### WHAT TO DO
Your task is to copy all of the entries exactly as they are given.

>>>>>

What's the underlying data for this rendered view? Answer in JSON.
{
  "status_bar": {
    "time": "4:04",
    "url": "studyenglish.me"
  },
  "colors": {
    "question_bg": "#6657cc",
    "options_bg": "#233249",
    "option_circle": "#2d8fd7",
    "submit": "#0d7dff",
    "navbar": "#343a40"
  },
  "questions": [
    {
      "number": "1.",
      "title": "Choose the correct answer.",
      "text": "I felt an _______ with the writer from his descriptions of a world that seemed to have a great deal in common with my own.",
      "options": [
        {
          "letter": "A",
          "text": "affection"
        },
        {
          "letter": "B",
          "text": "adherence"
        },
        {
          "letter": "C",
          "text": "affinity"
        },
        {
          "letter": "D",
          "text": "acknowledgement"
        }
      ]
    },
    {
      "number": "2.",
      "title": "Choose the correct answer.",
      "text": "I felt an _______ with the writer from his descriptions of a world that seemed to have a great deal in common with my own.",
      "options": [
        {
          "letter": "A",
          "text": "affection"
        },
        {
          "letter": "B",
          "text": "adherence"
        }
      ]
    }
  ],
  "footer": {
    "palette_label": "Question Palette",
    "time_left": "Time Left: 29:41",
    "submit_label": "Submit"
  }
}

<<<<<

### SOLUTION
What's the underlying data for this rendered view? Answer in JSON.
{
  "status_bar": {
    "time": "4:04",
    "url": "studyenglish.me"
  },
  "colors": {
    "question_bg": "#6657cc",
    "options_bg": "#233249",
    "option_circle": "#2d8fd7",
    "submit": "#0d7dff",
    "navbar": "#343a40"
  },
  "questions": [
    {
      "number": "1.",
      "title": "Choose the correct answer.",
      "text": "I felt an _______ with the writer from his descriptions of a world that seemed to have a great deal in common with my own.",
      "options": [
        {
          "letter": "A",
          "text": "affection"
        },
        {
          "letter": "B",
          "text": "adherence"
        },
        {
          "letter": "C",
          "text": "affinity"
        },
        {
          "letter": "D",
          "text": "acknowledgement"
        }
      ]
    },
    {
      "number": "2.",
      "title": "Choose the correct answer.",
      "text": "I felt an _______ with the writer from his descriptions of a world that seemed to have a great deal in common with my own.",
      "options": [
        {
          "letter": "A",
          "text": "affection"
        },
        {
          "letter": "B",
          "text": "adherence"
        }
      ]
    }
  ],
  "footer": {
    "palette_label": "Question Palette",
    "time_left": "Time Left: 29:41",
    "submit_label": "Submit"
  }
}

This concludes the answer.